:: How to complete this task ::
Each line of the records needs to be written out exactly, with any image left out.

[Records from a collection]
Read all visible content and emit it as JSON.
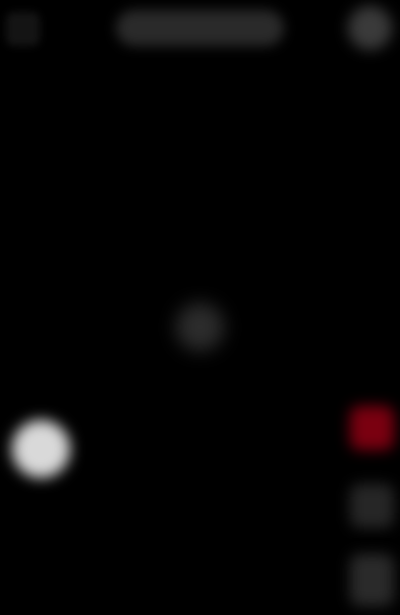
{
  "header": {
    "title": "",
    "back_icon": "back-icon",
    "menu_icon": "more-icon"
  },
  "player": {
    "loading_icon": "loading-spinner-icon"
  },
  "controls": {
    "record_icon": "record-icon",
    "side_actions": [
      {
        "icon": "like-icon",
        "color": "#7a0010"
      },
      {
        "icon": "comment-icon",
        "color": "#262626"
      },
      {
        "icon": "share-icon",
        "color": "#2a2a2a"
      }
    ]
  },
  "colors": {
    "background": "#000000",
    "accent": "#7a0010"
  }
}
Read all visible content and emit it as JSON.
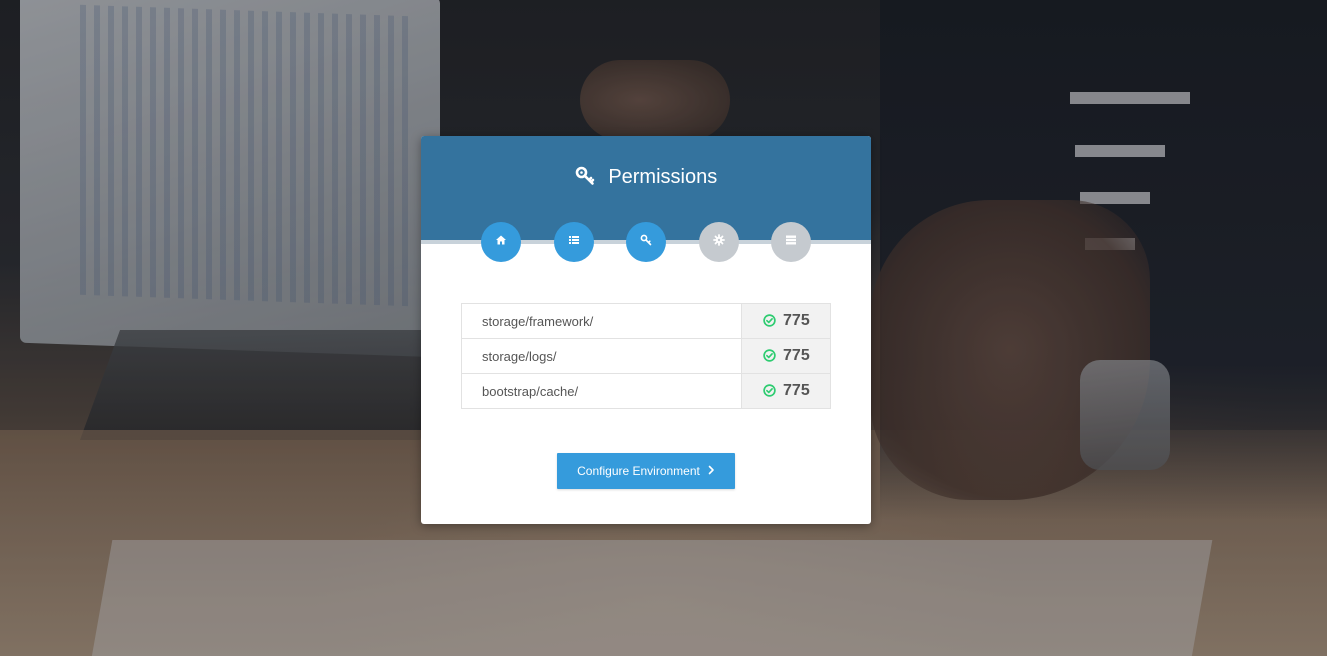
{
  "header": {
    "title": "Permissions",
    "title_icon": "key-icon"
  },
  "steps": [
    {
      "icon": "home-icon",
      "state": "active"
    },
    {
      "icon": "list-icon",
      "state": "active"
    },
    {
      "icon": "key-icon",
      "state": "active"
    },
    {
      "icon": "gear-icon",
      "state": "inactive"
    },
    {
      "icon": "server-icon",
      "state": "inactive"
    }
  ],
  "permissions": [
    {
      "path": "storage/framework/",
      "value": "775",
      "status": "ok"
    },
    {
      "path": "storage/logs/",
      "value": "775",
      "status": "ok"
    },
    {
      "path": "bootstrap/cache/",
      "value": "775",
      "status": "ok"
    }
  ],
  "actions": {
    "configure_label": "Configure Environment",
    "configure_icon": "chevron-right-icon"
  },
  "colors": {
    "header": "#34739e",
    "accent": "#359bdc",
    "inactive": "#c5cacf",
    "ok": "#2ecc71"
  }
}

:: Solution to the problem ::
Read all visible content and emit it as JSON.
{
  "header": {
    "title": "",
    "back_icon": "back-icon",
    "menu_icon": "more-icon"
  },
  "player": {
    "loading_icon": "loading-spinner-icon"
  },
  "controls": {
    "record_icon": "record-icon",
    "side_actions": [
      {
        "icon": "like-icon",
        "color": "#7a0010"
      },
      {
        "icon": "comment-icon",
        "color": "#262626"
      },
      {
        "icon": "share-icon",
        "color": "#2a2a2a"
      }
    ]
  },
  "colors": {
    "background": "#000000",
    "accent": "#7a0010"
  }
}
Read all visible content and emit it as JSON.
{
  "header": {
    "title": "Permissions",
    "title_icon": "key-icon"
  },
  "steps": [
    {
      "icon": "home-icon",
      "state": "active"
    },
    {
      "icon": "list-icon",
      "state": "active"
    },
    {
      "icon": "key-icon",
      "state": "active"
    },
    {
      "icon": "gear-icon",
      "state": "inactive"
    },
    {
      "icon": "server-icon",
      "state": "inactive"
    }
  ],
  "permissions": [
    {
      "path": "storage/framework/",
      "value": "775",
      "status": "ok"
    },
    {
      "path": "storage/logs/",
      "value": "775",
      "status": "ok"
    },
    {
      "path": "bootstrap/cache/",
      "value": "775",
      "status": "ok"
    }
  ],
  "actions": {
    "configure_label": "Configure Environment",
    "configure_icon": "chevron-right-icon"
  },
  "colors": {
    "header": "#34739e",
    "accent": "#359bdc",
    "inactive": "#c5cacf",
    "ok": "#2ecc71"
  }
}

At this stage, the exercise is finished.